Ryu has spent his entire seven-year professional career in Korea, compiling a 98-52 record with a 2.80 earned run average.
He also helped South Korea to a gold medal at the 2008 Beijing Olympics by going 2-0 with a 1.04 ERA in two starts.
Ryu was the first player to win the Most Valuable Player and Rookie of the Year honors in the same season in Korea, when he went 18-6.
He averaged 15 wins a season until this year, when the Eagles finished last and he had only nine wins, along with a 2.66 ERA.
Word that the Dodgers had reached agreement with Ryu came amid reports that they were close to reaching terms with prized free agent pitcher Zack Greinke.
USA Today reported that Greinke and the Dodgers had agreed on a six-year, $147 million deal, subject to Greinke passing a physical exam.
If that deal goes through, Ryu would potentially be joining a starting pitching rotation that includes two Cy Young Award-winners in Clayton Kershaw and Greinke, along with top hurlers Chad Billingsley and Josh Becket.
When he makes his Dodgers debut, Ryu will become the 14th South Korean to play in Major League Baseball and the fourth to play for the Dodgers after Choi Hee-Seop, Seo Jae and Park Chan Ho.
Park became the first Korean to play in the Majors when he made his debut in 1994.

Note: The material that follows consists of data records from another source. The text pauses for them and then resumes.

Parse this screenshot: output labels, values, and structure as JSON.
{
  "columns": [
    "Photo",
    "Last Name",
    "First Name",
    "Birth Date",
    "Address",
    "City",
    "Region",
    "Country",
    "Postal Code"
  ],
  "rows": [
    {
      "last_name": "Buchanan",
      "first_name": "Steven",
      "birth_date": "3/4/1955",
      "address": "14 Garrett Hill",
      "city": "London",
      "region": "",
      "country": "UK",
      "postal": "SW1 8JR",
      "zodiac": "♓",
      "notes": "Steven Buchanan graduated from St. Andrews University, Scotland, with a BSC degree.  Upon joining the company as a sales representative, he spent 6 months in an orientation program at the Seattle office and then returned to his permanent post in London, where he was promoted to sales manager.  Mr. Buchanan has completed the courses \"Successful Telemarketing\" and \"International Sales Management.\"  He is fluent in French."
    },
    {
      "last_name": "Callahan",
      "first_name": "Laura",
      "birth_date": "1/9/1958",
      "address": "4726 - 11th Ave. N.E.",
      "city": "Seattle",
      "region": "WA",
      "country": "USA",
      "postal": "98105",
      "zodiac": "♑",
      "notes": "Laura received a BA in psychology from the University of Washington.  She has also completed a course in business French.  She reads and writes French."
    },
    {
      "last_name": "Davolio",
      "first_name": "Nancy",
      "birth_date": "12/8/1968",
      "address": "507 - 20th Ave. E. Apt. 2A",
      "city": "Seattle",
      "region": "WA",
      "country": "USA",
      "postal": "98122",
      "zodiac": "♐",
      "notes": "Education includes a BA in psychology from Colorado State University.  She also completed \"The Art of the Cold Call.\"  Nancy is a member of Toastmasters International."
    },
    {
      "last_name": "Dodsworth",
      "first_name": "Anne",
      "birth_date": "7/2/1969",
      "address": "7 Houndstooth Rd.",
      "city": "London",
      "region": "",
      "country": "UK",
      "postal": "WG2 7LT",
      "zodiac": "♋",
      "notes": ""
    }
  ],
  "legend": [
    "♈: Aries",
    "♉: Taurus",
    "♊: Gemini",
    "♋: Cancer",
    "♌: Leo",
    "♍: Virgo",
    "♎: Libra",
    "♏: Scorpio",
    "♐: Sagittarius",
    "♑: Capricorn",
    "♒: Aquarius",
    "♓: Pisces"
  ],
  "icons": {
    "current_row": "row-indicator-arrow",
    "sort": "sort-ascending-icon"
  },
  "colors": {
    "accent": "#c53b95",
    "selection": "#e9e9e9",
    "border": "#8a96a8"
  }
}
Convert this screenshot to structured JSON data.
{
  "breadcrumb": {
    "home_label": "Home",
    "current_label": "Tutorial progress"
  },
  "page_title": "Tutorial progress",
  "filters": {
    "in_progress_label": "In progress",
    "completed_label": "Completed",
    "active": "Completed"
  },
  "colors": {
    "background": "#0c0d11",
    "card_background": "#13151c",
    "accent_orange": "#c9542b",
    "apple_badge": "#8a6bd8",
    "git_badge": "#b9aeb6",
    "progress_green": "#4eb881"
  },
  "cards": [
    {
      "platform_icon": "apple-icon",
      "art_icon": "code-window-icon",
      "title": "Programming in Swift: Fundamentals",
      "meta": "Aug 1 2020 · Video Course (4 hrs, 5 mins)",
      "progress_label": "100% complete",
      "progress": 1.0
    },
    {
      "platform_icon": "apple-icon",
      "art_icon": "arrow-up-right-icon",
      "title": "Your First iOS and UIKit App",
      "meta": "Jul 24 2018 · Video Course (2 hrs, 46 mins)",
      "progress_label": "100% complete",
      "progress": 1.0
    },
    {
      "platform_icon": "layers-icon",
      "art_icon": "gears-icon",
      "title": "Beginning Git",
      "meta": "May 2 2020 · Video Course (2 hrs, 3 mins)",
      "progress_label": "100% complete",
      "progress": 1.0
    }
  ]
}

"Congratulations to the Dodgers and Ryu on this great signing," Park said in a statement released by the club. "I'm excited to see him carry on the tradition of great international pitchers in Dodger blue and have Ryu represent Korean baseball in the United States."